┌─ Material provided

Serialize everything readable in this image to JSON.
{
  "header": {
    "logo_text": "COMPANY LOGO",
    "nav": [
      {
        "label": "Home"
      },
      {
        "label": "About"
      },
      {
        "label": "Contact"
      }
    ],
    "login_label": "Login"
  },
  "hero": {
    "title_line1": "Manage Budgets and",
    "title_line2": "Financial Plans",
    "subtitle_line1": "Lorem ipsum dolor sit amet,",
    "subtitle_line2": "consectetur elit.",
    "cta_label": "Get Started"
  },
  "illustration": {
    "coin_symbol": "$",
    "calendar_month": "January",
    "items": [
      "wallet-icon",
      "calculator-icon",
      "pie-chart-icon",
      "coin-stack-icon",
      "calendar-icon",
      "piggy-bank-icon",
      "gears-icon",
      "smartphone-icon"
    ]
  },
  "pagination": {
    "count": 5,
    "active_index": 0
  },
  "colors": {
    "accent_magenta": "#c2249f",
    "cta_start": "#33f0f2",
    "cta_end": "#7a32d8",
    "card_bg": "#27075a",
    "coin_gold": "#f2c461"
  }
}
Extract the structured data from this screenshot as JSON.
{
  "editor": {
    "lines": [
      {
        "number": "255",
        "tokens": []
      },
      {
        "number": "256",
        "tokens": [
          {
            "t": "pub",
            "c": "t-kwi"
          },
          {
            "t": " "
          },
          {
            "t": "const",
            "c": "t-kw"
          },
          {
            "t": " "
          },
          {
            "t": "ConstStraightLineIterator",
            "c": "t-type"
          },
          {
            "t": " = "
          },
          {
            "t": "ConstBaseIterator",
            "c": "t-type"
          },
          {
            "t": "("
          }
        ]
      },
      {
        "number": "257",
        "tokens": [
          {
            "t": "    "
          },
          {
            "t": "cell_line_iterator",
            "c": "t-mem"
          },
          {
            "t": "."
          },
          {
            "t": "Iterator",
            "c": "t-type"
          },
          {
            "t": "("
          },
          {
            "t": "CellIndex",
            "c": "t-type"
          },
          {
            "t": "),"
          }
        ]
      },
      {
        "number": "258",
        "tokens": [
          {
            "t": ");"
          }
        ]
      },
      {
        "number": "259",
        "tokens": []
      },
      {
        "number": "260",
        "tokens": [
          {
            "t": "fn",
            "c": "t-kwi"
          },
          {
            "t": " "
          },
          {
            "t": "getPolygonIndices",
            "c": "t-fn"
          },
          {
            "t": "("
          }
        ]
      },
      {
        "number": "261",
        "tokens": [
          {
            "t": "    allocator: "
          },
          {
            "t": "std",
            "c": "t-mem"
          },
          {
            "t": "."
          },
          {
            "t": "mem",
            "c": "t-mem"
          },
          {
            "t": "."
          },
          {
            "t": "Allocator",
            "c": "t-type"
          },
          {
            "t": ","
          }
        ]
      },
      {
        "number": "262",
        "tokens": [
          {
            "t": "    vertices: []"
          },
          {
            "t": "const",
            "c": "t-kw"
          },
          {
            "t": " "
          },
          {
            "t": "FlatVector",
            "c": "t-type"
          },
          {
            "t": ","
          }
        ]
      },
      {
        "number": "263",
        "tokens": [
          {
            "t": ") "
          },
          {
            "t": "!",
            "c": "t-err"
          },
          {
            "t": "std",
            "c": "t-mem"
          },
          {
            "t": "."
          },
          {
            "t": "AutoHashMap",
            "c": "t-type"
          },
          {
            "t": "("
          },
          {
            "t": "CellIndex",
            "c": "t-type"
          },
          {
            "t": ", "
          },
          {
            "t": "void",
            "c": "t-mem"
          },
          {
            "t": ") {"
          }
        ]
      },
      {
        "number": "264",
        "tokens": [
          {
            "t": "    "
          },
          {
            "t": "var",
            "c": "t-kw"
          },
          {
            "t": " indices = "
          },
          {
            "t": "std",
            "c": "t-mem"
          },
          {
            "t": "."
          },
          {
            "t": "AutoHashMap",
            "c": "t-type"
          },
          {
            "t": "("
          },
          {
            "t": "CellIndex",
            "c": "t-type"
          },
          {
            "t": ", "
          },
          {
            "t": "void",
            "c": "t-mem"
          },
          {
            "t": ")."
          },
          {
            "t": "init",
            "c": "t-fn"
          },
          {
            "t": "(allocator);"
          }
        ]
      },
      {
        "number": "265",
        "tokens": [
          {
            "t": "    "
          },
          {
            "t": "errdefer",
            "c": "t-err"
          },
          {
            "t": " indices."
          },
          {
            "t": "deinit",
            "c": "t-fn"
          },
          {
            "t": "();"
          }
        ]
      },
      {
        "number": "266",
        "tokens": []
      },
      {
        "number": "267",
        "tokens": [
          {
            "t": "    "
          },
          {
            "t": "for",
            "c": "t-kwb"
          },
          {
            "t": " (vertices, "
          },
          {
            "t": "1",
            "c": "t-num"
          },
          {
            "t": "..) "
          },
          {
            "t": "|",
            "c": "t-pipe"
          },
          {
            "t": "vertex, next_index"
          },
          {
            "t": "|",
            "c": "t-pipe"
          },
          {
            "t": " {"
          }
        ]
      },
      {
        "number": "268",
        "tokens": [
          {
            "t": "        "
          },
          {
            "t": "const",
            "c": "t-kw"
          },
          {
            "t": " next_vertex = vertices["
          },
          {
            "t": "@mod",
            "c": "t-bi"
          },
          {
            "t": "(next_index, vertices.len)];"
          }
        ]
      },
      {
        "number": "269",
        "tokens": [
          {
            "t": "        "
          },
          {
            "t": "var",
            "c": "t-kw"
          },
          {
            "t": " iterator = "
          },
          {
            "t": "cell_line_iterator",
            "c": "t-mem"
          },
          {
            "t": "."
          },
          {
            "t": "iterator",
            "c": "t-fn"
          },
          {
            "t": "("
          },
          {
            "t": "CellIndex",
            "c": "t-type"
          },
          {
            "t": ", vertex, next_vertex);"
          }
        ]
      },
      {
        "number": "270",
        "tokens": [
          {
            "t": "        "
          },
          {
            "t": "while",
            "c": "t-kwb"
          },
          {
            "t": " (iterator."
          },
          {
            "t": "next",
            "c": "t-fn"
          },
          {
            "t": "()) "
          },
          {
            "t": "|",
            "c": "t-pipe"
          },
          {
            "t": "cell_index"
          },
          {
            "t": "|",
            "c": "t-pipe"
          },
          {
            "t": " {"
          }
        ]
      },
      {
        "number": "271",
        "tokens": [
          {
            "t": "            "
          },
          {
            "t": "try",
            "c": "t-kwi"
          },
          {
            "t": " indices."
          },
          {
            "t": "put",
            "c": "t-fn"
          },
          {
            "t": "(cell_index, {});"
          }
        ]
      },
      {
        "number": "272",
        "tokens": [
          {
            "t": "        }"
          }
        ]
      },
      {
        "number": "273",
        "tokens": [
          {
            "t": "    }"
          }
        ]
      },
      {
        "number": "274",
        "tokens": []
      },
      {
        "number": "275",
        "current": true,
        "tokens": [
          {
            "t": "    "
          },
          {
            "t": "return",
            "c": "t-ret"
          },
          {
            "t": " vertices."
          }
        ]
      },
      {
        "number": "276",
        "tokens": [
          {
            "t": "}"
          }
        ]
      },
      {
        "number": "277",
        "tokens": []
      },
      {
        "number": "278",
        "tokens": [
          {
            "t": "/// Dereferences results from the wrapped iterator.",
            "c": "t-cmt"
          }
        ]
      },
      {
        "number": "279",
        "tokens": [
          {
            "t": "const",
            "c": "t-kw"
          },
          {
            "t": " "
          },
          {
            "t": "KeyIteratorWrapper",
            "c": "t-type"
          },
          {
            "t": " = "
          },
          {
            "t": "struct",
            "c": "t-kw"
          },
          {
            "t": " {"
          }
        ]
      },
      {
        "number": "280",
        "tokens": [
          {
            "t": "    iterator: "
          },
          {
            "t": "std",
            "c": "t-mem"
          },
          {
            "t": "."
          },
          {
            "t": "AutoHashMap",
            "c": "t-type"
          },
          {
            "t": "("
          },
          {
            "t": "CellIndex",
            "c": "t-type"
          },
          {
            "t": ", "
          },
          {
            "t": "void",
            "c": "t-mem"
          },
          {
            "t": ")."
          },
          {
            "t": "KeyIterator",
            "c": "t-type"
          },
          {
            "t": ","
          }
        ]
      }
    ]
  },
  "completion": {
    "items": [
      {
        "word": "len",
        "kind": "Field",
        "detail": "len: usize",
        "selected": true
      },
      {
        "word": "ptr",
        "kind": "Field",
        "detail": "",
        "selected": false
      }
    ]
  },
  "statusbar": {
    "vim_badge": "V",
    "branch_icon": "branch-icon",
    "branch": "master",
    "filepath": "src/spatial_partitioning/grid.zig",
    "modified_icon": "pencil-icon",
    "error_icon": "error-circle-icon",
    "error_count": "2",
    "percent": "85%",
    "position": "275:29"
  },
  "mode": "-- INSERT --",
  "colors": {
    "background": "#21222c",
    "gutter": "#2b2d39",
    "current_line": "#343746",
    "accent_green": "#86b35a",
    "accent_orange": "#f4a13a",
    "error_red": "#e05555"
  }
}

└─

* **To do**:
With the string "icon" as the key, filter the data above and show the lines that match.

* **Task result**:
      "wallet-icon",
      "calculator-icon",
      "pie-chart-icon",
      "coin-stack-icon",
      "calendar-icon",
      "piggy-bank-icon",
      "gears-icon",
      "smartphone-icon"
    "branch_icon": "branch-icon",
    "modified_icon": "pencil-icon",
    "error_icon": "error-circle-icon",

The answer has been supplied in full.